Paper ID 56 Meihong Wu, Yangbin Zeng, Zhihong Zhang, Haiyun Hong, Zhuobin Xu, Lu Bai, Lixin Cui and Edwin Hancock. Directed Network Analysis using Transfer Entropy Component Analysis.
Paper ID 57 Yuhang Jiao, Lixin Cui, Lu Bai and Yue Wang. Analyzing Time Series from Chinese Financial Market Using A Linear-Time Graph Kernel.
Paper ID 58 Linxin Cui, Lu Bai, Luca Rossi, Zhihong Zhang, Lixiang Xu and Edwin Hancock. A Mixed Entropy Local-Global Reproducing Kernel for Attributed Graphs.
Paper ID 59 Lixin Cui, Lu Bai, Luca Rossi, Zhihong Zhang, Yuhang Jiao and Edwin Hancock. A Preliminary Survey of Analyzing Dynamic Time-varying Financial Networks Using Graph Kernels.
Paper ID 61 Guangliang Chen. A scalable spectral clustering algorithm based on landmark-embedding and cosine similarity.
Paper ID 63 Manuel Curado Navarro, Francisco Escolano, Miguel Angel Lozano and Edwin Hancock. Dirichlet Densifiers: Beyond Constraining the Spectral Gap.
Paper ID 64 Shri Prakash Dwivedi and Ravi Shankar Singh. Error-Tolerant Geometric Graph Similarity.

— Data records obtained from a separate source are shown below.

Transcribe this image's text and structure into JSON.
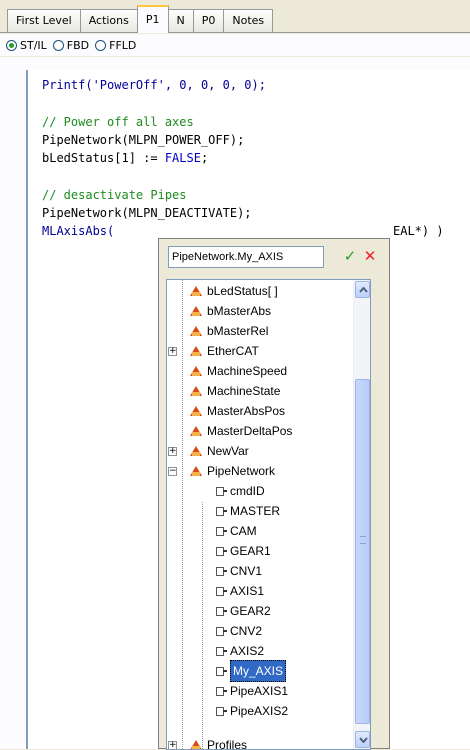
{
  "tabs": [
    {
      "label": "First Level"
    },
    {
      "label": "Actions"
    },
    {
      "label": "P1"
    },
    {
      "label": "N"
    },
    {
      "label": "P0"
    },
    {
      "label": "Notes"
    }
  ],
  "active_tab": "P1",
  "languages": [
    {
      "label": "ST/IL",
      "selected": true
    },
    {
      "label": "FBD",
      "selected": false
    },
    {
      "label": "FFLD",
      "selected": false
    }
  ],
  "code": {
    "line1": "Printf('PowerOff', 0, 0, 0, 0);",
    "comment1": "// Power off all axes",
    "line3": "PipeNetwork(MLPN_POWER_OFF);",
    "line4a": "bLedStatus[1] := ",
    "line4b": "FALSE",
    "line4c": ";",
    "comment2": "// desactivate Pipes",
    "line6": "PipeNetwork(MLPN_DEACTIVATE);",
    "line7a": "MLAxisAbs(",
    "line7b": "EAL*) )"
  },
  "autocomplete": {
    "input_value": "PipeNetwork.My_AXIS",
    "ok_symbol": "✓",
    "cancel_symbol": "✕",
    "variables": [
      {
        "label": "bLedStatus[ ]",
        "expandable": false
      },
      {
        "label": "bMasterAbs",
        "expandable": false
      },
      {
        "label": "bMasterRel",
        "expandable": false
      },
      {
        "label": "EtherCAT",
        "expandable": true
      },
      {
        "label": "MachineSpeed",
        "expandable": false
      },
      {
        "label": "MachineState",
        "expandable": false
      },
      {
        "label": "MasterAbsPos",
        "expandable": false
      },
      {
        "label": "MasterDeltaPos",
        "expandable": false
      },
      {
        "label": "NewVar",
        "expandable": true
      },
      {
        "label": "PipeNetwork",
        "expandable": true,
        "expanded": true
      }
    ],
    "subitems": [
      {
        "label": "cmdID"
      },
      {
        "label": "MASTER"
      },
      {
        "label": "CAM"
      },
      {
        "label": "GEAR1"
      },
      {
        "label": "CNV1"
      },
      {
        "label": "AXIS1"
      },
      {
        "label": "GEAR2"
      },
      {
        "label": "CNV2"
      },
      {
        "label": "AXIS2"
      },
      {
        "label": "My_AXIS",
        "selected": true
      },
      {
        "label": "PipeAXIS1"
      },
      {
        "label": "PipeAXIS2"
      }
    ],
    "partial_item": "Profiles"
  },
  "colors": {
    "keyword": "#0000cc",
    "comment": "#1e8b1e",
    "selection": "#316ac5"
  }
}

Paper ID 67 Rafael de O. Werneck, Romain Raveaux, Salvatore Tabbone and Ricardo Da S. Torres. Learning Cost Functions for Graph Matching.
Paper ID 70 Jianming Liu, Yongsheng Gao and Yue Li. Few-Example Affine Invariant Ear Detection in the Wild.
Paper ID 71 Suhad Lateef Al-Khafaji, Jun Zhou and Alan Wee-Chung Liew. An Efficient Method for Boundary Detection from Hyperspectral Imagery.
Paper ID 72 Ziwei Xiong, Nan Zhao, Chenglong Li and Jin Tang. Visual Tracking via Patch-based Absorbing Markov Chain.
Paper ID 74 Aysylu Gabdulkhakova, Maximilian Langer, Bernhard W. Langer and Walter G. Kropatsch. Line Voronoi Diagram using Elliptical Distances.